** EXERCISE REQUIREMENTS **
Extract every line of the material that holds the string "data".

++++++++

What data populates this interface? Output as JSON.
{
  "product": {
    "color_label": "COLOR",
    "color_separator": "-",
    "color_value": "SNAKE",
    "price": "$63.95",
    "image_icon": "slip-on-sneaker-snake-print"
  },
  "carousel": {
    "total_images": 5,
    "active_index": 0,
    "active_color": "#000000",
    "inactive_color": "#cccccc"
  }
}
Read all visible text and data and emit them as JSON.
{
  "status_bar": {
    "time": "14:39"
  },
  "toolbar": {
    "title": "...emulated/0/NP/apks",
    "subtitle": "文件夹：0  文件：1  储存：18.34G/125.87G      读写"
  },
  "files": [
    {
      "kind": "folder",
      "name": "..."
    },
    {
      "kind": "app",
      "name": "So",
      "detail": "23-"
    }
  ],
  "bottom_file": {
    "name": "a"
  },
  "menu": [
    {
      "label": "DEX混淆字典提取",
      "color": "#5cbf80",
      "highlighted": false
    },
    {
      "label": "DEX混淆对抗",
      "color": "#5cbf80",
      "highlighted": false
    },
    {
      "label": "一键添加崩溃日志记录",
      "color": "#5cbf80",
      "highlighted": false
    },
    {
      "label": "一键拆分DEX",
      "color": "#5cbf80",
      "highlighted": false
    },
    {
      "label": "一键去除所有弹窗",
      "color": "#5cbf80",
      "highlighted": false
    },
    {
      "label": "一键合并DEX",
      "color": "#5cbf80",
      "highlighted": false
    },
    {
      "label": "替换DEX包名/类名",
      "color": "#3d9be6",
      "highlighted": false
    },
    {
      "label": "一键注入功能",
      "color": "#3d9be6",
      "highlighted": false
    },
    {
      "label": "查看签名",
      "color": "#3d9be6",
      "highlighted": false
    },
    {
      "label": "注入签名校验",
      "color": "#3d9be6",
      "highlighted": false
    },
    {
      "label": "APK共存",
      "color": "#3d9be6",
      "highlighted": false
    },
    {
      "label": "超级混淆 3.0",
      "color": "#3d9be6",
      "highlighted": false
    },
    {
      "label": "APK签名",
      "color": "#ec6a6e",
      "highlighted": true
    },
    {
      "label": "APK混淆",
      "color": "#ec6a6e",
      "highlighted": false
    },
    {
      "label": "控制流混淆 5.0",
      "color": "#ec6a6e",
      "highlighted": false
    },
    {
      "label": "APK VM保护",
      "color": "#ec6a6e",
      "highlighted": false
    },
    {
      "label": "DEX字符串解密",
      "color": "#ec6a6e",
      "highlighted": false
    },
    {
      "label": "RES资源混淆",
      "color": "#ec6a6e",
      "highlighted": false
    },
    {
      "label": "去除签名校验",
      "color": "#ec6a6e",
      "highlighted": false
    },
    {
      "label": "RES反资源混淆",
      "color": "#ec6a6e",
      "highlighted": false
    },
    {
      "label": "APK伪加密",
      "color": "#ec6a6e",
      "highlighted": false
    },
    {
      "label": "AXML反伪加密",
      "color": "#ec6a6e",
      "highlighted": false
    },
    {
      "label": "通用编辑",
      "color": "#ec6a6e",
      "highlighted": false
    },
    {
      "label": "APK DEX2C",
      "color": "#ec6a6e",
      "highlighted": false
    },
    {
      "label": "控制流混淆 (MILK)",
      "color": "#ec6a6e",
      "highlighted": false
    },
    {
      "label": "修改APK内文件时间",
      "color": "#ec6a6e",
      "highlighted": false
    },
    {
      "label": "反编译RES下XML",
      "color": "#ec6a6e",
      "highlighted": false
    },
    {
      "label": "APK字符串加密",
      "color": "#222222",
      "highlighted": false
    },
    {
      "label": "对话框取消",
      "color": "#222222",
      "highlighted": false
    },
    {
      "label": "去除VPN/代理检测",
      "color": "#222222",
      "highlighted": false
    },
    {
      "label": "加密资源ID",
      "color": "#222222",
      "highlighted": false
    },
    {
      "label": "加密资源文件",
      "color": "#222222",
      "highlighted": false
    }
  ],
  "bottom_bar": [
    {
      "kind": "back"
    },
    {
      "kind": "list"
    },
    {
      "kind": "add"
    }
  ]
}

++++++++

** RESULT OF THIS TASK **
What data populates this interface? Output as JSON.
Read all visible text and data and emit them as JSON.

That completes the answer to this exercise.